**EXERCISE PROMPT:**
Look through the material below and give the number of lines where the string "placeholder" appears, without any other words.

**INFORMATION:**
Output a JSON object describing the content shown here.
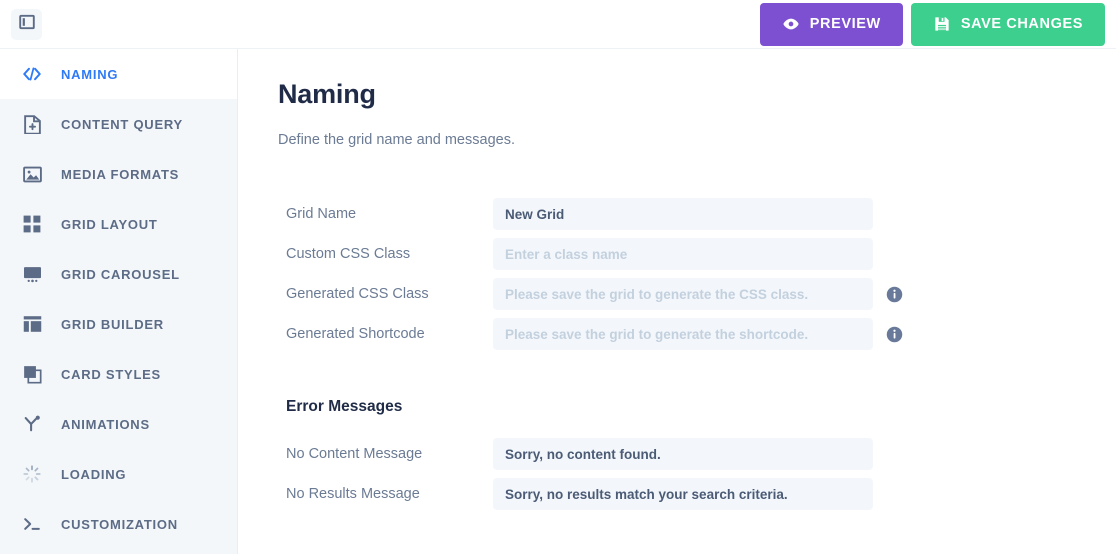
{
  "header": {
    "toggle_icon": "sidebar-toggle-icon",
    "preview_label": "PREVIEW",
    "preview_icon": "eye-icon",
    "save_label": "SAVE CHANGES",
    "save_icon": "floppy-disk-icon",
    "preview_color": "#7d50d1",
    "save_color": "#3ccf8e"
  },
  "sidebar": {
    "active_color": "#2f7bf6",
    "items": [
      {
        "label": "NAMING",
        "icon": "code-icon",
        "active": true
      },
      {
        "label": "CONTENT QUERY",
        "icon": "file-plus-icon",
        "active": false
      },
      {
        "label": "MEDIA FORMATS",
        "icon": "image-icon",
        "active": false
      },
      {
        "label": "GRID LAYOUT",
        "icon": "grid-squares-icon",
        "active": false
      },
      {
        "label": "GRID CAROUSEL",
        "icon": "monitor-icon",
        "active": false
      },
      {
        "label": "GRID BUILDER",
        "icon": "layout-panes-icon",
        "active": false
      },
      {
        "label": "CARD STYLES",
        "icon": "stacked-cards-icon",
        "active": false
      },
      {
        "label": "ANIMATIONS",
        "icon": "magic-wand-icon",
        "active": false
      },
      {
        "label": "LOADING",
        "icon": "spinner-icon",
        "active": false
      },
      {
        "label": "CUSTOMIZATION",
        "icon": "terminal-icon",
        "active": false
      }
    ]
  },
  "main": {
    "title": "Naming",
    "subtitle": "Define the grid name and messages.",
    "fields": [
      {
        "label": "Grid Name",
        "value": "New Grid",
        "placeholder": "",
        "muted": false,
        "info": false
      },
      {
        "label": "Custom CSS Class",
        "value": "",
        "placeholder": "Enter a class name",
        "muted": false,
        "info": false
      },
      {
        "label": "Generated CSS Class",
        "value": "",
        "placeholder": "Please save the grid to generate the CSS class.",
        "muted": true,
        "info": true
      },
      {
        "label": "Generated Shortcode",
        "value": "",
        "placeholder": "Please save the grid to generate the shortcode.",
        "muted": true,
        "info": true
      }
    ],
    "error_section": {
      "title": "Error Messages",
      "fields": [
        {
          "label": "No Content Message",
          "value": "Sorry, no content found.",
          "placeholder": "",
          "muted": false,
          "info": false
        },
        {
          "label": "No Results Message",
          "value": "Sorry, no results match your search criteria.",
          "placeholder": "",
          "muted": false,
          "info": false
        }
      ]
    }
  }
}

**RESPONSE BELOW:**
6